With nearly all ballots counted, former military chief Sisi appeared set for a crushing victory amid lingering doubts about the government’s turnout figures.
The retired field marshal won more than 92 percent of the vote, compared with 2.9 percent for his sole opponent and 4 percent in invalid votes, according to a tally released by his campaign.
A Sisi victory was never in doubt, but the career infantry officer had pushed for an overwhelming turnout to bestow legitimacy on his successful move last July to oust moderate Islamist Mohammed Morsi, Egypt’s first freely elected president, following weeks of protest against Morsi's rule.
Turnout was estimated at more than 46 percent after officials extended voting to a third day, according to interim President Adly Mansour.
That figure was lower than the 52 percent turnout in the 2012 presidential election that vaulted Morsi to power. It was also lower than the bar Sisi himself set in his last campaign interview, when he said that he wanted three-quarters of the country’s 54 million registered voters to cast ballots so he could “show the world” the strength of his popular support.
Even so, Sisi can genuinely claim he comes into office with an impressive vote tally of 23.38 million votes – significantly more than the 13 million won by Morsi two years ago.
His sole opponent, leftist politician Hamdeen Sabahi, received 736,000 votes. It was telling that Sabahi, who came in third in the previous election, garnered less than the 1.03 million invalidated ballots cast.
Sabahi conceded defeat on Thursday but said there were serious violations in the vote, saying turnout figures announced by the government are not credible, adding that the numbers were “an insult to the intelligence of Egyptians”.
Official election commission figures will likely be released next week but are not expected to have much of an effect due to the wide gap in results.
Sabahi's campaign pulled its representatives from polling stations Wednesday to protest against what it called intimidation and arrests of its staffers, one of whom was referred to a military tribunal.
“I respect the choice of the people and acknowledge my defeat in this election,” he said. “We have lost an election but we won our self-respect ... I hope that we won credibility with the aware and intelligent masses.”
Mario David, the head of the European Union observers’ mission, said the election, which ended on Wednesday, was carried out in accordance with legal standards and saw only minor violations like campaigning near polling centres.
However, a senior member of the EU mission, Robert Goebbels, pointed out that the relatively high turnout should not be taken as evidence of democracy. Boycotting a vote, he said, is a form of freedom of expression and one should not forget these “silent” voters.

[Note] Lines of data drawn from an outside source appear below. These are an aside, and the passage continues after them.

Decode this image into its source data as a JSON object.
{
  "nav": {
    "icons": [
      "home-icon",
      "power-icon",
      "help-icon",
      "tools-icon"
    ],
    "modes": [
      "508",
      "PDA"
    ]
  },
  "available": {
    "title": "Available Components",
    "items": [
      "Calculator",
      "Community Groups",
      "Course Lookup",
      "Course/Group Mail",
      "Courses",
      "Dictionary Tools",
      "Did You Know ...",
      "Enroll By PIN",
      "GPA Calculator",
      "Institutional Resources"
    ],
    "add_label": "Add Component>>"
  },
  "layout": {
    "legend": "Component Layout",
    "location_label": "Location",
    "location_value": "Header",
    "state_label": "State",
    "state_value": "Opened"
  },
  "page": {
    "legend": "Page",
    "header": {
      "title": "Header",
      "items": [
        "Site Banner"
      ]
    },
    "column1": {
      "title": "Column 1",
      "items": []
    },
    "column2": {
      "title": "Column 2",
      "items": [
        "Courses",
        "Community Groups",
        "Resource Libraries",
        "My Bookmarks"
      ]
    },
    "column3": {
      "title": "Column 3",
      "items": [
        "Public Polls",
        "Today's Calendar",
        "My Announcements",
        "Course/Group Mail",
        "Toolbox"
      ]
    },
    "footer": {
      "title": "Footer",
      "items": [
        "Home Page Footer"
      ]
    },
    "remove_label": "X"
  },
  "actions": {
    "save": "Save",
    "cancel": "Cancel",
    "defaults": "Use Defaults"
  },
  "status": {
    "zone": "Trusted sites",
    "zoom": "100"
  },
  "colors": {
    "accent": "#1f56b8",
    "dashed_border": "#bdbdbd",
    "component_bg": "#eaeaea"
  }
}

Islamists, once the country’s most powerful political machine in the form of the Muslim Brotherhood movement, had called for a boycott of the vote, as had many secular “revolutionary” youth groups.

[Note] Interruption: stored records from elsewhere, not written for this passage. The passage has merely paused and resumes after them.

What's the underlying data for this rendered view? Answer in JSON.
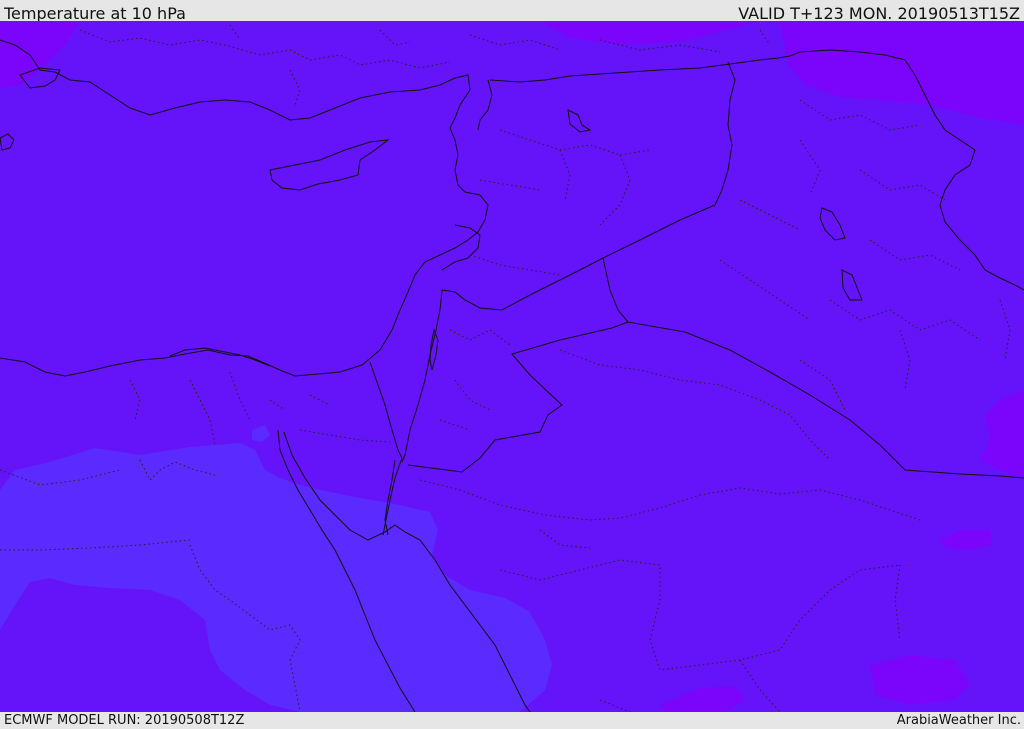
{
  "header": {
    "title": "Temperature at 10 hPa",
    "valid": "VALID T+123 MON. 20190513T15Z"
  },
  "footer": {
    "model_run": "ECMWF MODEL RUN: 20190508T12Z",
    "brand": "ArabiaWeather Inc."
  },
  "colors": {
    "base_fill": "#6514fa",
    "warm_fill": "#7a05fa",
    "cool_fill": "#5a2aff",
    "boundary": "#111111"
  }
}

Widespread reports of empty polling stations in the first two days of voting prompted the state to abruptly add a third day after declaring the second day to be a public holiday to free voters to cast ballots.
“High turnout is not necessarily proof of democratic elections,” he said, adding that turnout in totalitarian states like North Korea in which there is only a single candidate has run as high as 99.9 percent.
The unusual measures taken by the government to get voters to the polls also raised scepticism over the real extent of Sisi's support. Government officials offered to bus voters to polling centres and threatened to invoke a rarely enforced law that would allow them to fine boycotters. Bus and train transport was free to allow people to return to home districts and cast ballots.
Critics said the lack of enthusiasm at the polls was in part due to apathy among even Sisi supporters, knowing that his victory was a foregone conclusion.
“Citizen enthusiasm was dampened by the widespread perception that this election was not meaningful and that its results were predetermined,” US-based Democracy International said Thursday.
Others said it showed persistent discontent with Sisi, not just among his Islamist foes but also among a broader section of the public that believes he has no concrete plans for Egypt’s entrenched woes and fears he will return Egypt to the autocratic ways of ousted leader Hosni Mubarak.
The government and media had been whipping up adulation for Sisi over the past 10 months, depicting him as a warrior against terrorism and the only person able to tackle Egypt’s economic problems, high unemployment, inflation and instability.
(FRANCE 24 with AP)
Date created : 2014-05-29